•    Discoms are responsible for buying electricity from the generation companies and selling them to consumers.

Objectives of UDAY

•    UDAY targets in reducing the average technical and commercial loss from around 22% to 15% along with eliminating the gap between revenue-side supply & cost-side supply by 2018-19.
•    Improvement of operational efficiency through compulsory smart metering, up-gradation of transformers, meters, etc. Also, the adoption of energy efficiency measures like the promotion of efficient LED bulbs, agricultural pumps, fans & air-conditioners would be initiated.
•    Reduction of the power cost, interest burden and loss of power in the Distribution sector along with improvement of the operational efficiency of DISCOMs for the supply of adequate power at affordable rates.
•    UDAY is basically a debt restructuring plan for the DISCOMs and is optional for the states.
•    Attracting the states for their active participation in the scheme by providing incentives to the performing states. 75% of the debts of their respective DISCOMs are taken over by the joining states by signing a Memorandum of Understanding in a phased manner by issuing bonds. The other 25% of the debts will be issued by DISCOMs in the form of bonds.

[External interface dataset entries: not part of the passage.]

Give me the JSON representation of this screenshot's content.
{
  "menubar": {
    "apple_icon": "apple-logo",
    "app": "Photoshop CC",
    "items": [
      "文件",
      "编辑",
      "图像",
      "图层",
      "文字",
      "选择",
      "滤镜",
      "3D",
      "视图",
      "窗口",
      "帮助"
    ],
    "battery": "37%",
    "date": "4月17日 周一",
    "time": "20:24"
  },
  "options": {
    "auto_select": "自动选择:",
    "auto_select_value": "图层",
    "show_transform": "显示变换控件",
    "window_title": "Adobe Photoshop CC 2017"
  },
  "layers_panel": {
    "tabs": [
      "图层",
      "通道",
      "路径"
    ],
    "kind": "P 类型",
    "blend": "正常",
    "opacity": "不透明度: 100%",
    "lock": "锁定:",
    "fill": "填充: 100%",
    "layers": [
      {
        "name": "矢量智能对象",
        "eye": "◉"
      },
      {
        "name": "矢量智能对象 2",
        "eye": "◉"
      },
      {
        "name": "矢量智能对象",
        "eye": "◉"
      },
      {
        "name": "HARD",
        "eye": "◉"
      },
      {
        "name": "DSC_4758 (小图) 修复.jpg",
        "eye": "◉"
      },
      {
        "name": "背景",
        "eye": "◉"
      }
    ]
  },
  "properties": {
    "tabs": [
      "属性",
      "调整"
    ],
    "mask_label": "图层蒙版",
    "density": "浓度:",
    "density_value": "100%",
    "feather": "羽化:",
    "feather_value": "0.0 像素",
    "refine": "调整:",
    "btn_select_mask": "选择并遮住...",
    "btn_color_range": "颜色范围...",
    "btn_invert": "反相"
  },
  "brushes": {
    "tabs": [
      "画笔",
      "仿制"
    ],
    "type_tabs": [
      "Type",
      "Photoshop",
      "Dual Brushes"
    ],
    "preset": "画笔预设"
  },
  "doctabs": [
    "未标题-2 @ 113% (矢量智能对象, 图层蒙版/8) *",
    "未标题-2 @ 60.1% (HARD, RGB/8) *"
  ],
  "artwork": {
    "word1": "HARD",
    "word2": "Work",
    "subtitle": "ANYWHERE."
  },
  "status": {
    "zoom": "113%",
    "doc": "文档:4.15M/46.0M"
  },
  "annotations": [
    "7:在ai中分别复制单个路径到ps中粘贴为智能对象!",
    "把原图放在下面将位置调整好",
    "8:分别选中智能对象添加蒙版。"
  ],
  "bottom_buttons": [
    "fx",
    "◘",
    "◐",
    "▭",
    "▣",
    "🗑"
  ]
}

Challenges in UDAY 

•    High Aggregate Technical & Commercial (AT&C or distribution) losses - AT&C losses remain high, with some states indicating losses of over 40%, far from the 15% target. So far, only 7 states including, Tamil Nadu, Telangana, Kerala, Gujarat, Andhra Pradesh, Goa and Himachal Pradesh, have registered losses below 15% while the rest of the states have failed to achieve even this.
•    Increased gap - The scheme also requires DISCOMs to bring down the gap between the average cost of supply and average revenue realised to zero. Instead of reducing this gap, a number of states like Punjab, Jammu and Kashmir, Manipur and Goa have seen this gap widened in the last few years.
•    Increasing cost - The prevailing maladies in the distribution system rising share of renewable energy (RE) is increasing the average cost of supply, as it is displacing consumption of low-cost coal.
•    Less profit than loss - The interest received is lower by at least 4-6% indicating that there is a loss of income. For every ₹1 lakh crore of UDAY bonds issued involves a loss of up to ₹6,000 crore for banks and FIs that have lent money to them.
•    State burden - By also mandating that State governments have to progressively take over the losses of their SEBs, the Centre has put the onus on the States to deal with the problem. The share of discom losses that states have to bear will increase from 5% in 2016-17 to 10% this fiscal and eventually to 50% by 2019-20.
•    Debt non-payment - Around 21,000 MW of private coal-fired generation capacity is under stress due to the non-payment of debts by discoms. Discoms of states like Tamil Nadu, Madhya Pradesh, and Maharashtra have defaulted on their Power Purchase Agreements (PPA) obligations. These states are forcing the centre to consider options like giving more powers to regulators to penalise discoms.